Timbuktu (1100- ), more commonly spelled Timbuctoo before 1956, is a West African city in Mali. It stands at the edge of the Sahara, near the bend of the Niger River. In 1500 it was larger than London at the time, with a university more famous than Oxford. It was the largest city of the Songhay Empire. It was a city of scholars and 333 saints.
It stood where camel met canoe, where the caravan routes across the Sahara met the trade along the Niger River. From the south and south-west came gold, slaves and ivory, from the east came copper and from the north came salt, horses and cloth. It all met at Timbuktu. And, in time, so did books and scholars, giving rise to Sankore University.
In the 1350s when Ibn Battuta visited, he did not think much of it. In the 1980s, Bob Geldof said, “Is that it?” But in the 1510s, when Leo Africanus arrived, Timbuktu was near the height of its glory. It was his writings that made it a fabled city of gold in the minds of Westerners for the next 300 years.
So fabled that when Robert Adams, a Black American, told of his visit there in 1811, he was not believed. Nor was Rene Caillie of France completely believed in 1828 when he reported finding only “a mass of ill-looking houses” and “the most profound silence.” Only after the British sent Heinrich Barth in the 1850s did the truth sink in.
Timbuktu had become a backwaters. By the 1600s Western ships could deliver goods faster and cheaper than camels. Timbuktu’s trade dried up.
You can still tell it was once a great city: even in 2010, it had 700,000 manuscripts, mostly from the 1300s to the 1500s
In about 1100, Tuaregs founded Timbuktu. It was at the end of one of their caravan routes across the Sahara.
By the 1300s it became one of the main cities of the Mali Empire. In 1468, the Songhay Empire took over. It soon became its biggest city, with 200,000 people. The 1500s were the city’s glory days.

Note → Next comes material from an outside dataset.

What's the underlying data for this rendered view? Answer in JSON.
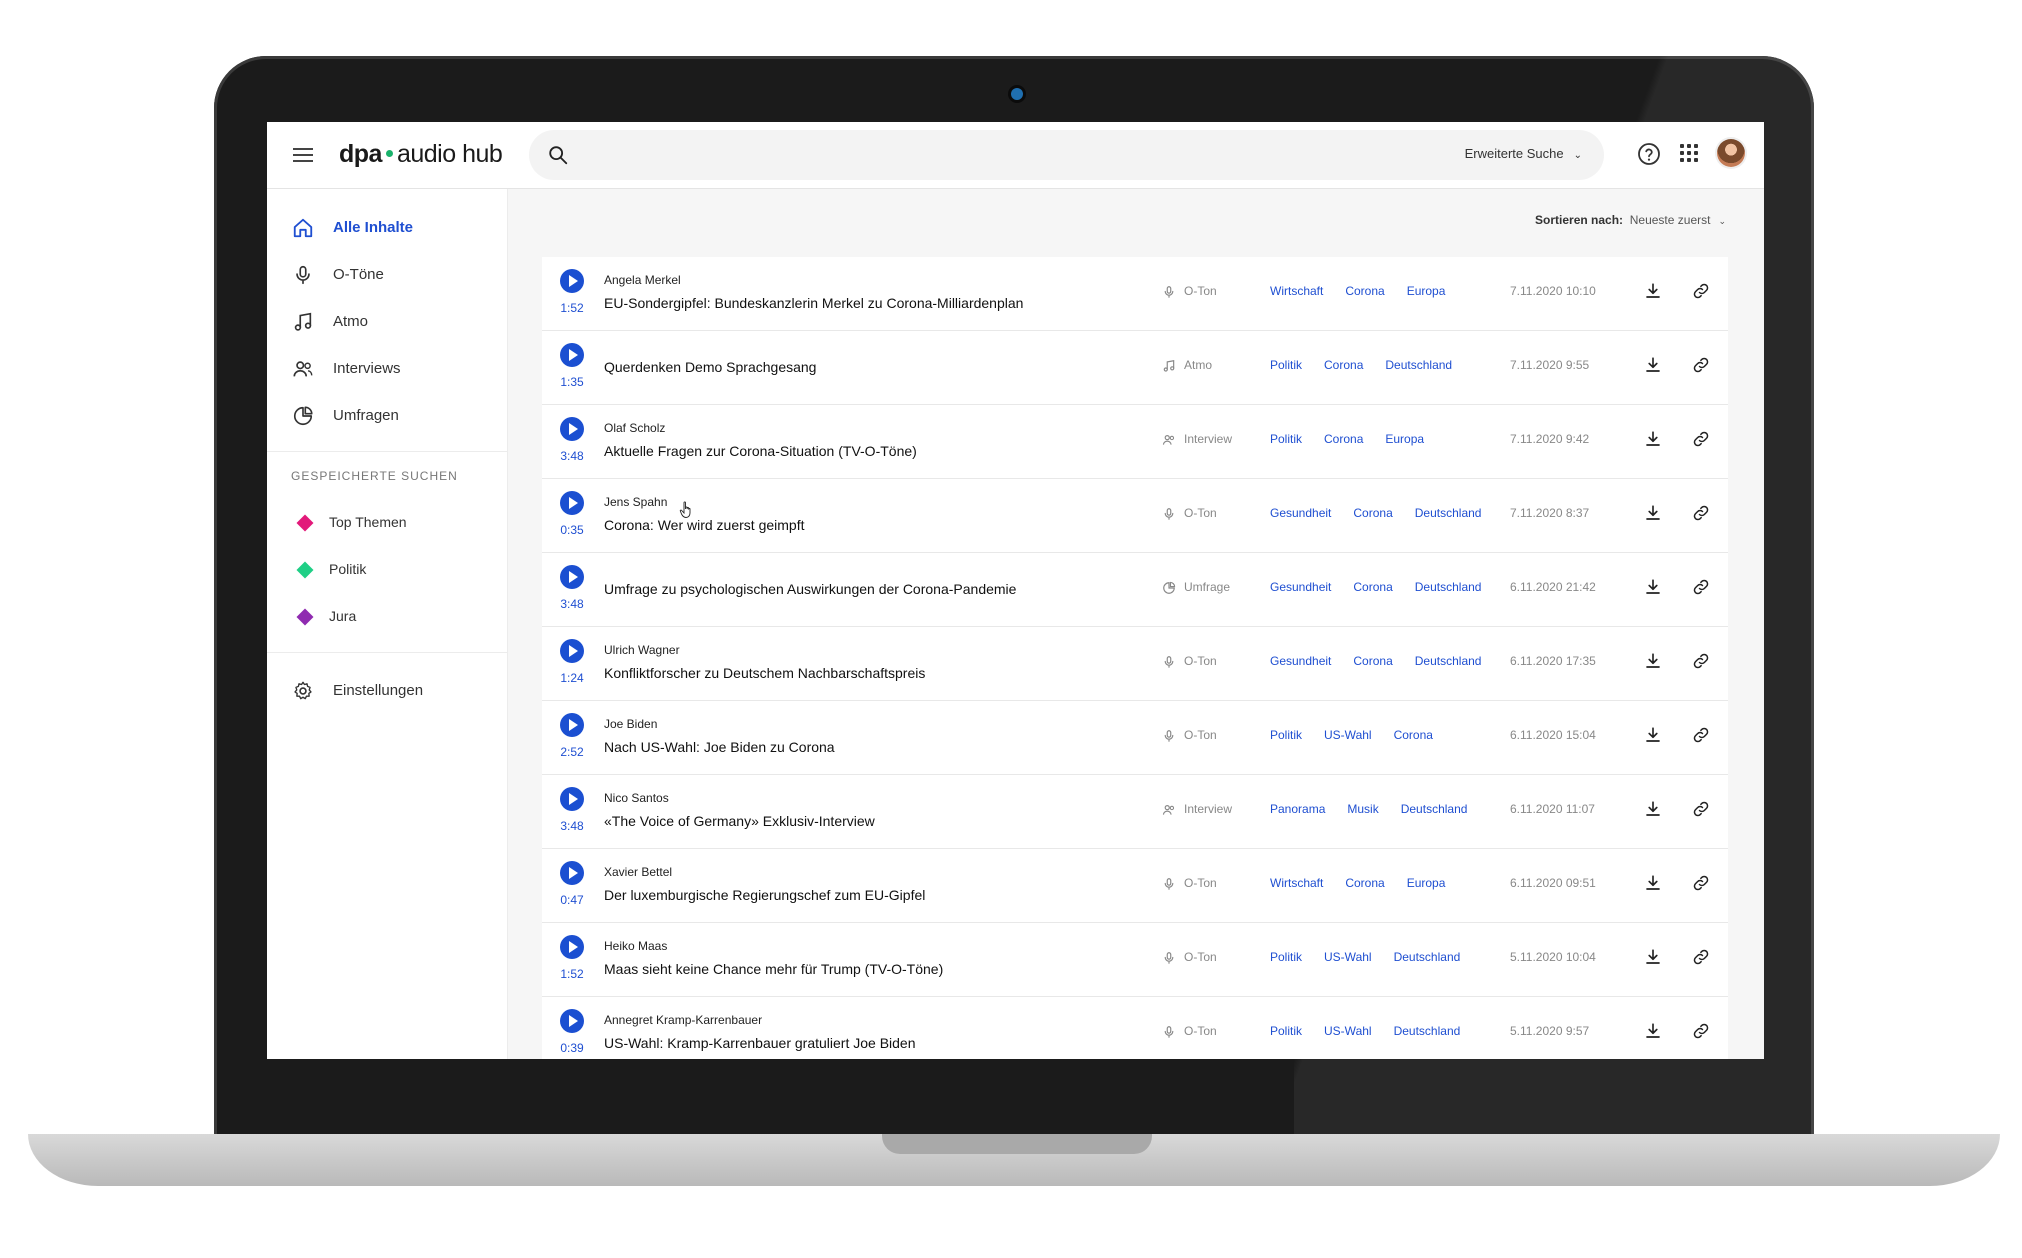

In 1591, Morocco took over, using a new weapon supplied by the Queen of England: the arquebus – the gun. Some of Morocco’s soldiers were Spanish, Scottish and Irish. The soldiers settled down and married Songhay women, creating a new ethnic group, the Arma, named for their guns. They live there still.
By 1600, Morocco, having carried off most of Timbuktu’s wealth and top people, lost interest. That left the Arma to pretty much run things.
In the 1800s came the Fulani jihad. Timbuktu was ruled in turn by the Fulani, the Tuaregs and then, in 1893, the French. In 1960, it became part of Mali, a French neocolonial state.
In 2012, Tuaregs took over the city. Some were jihadists who destroyed the tombs of Sufi saints and burned what books they could find (thankfully, only about 3% of them). In 2013, Malian and French soldiers took back the city.
Language: Most speak Koyra Chiini, a Songhay language.
The whole city is a UNESCO World Heritage Site.
– Abagond, 2015.
Images: National Geographic (2011).
- libraries of Timbuktu
- Inna Modja: Tombouctou
- Songhay Empire
- Mali Empire
- Ibn Battuta
- Fulani jihad
- other cities built on international trade:
- Scramble for Africa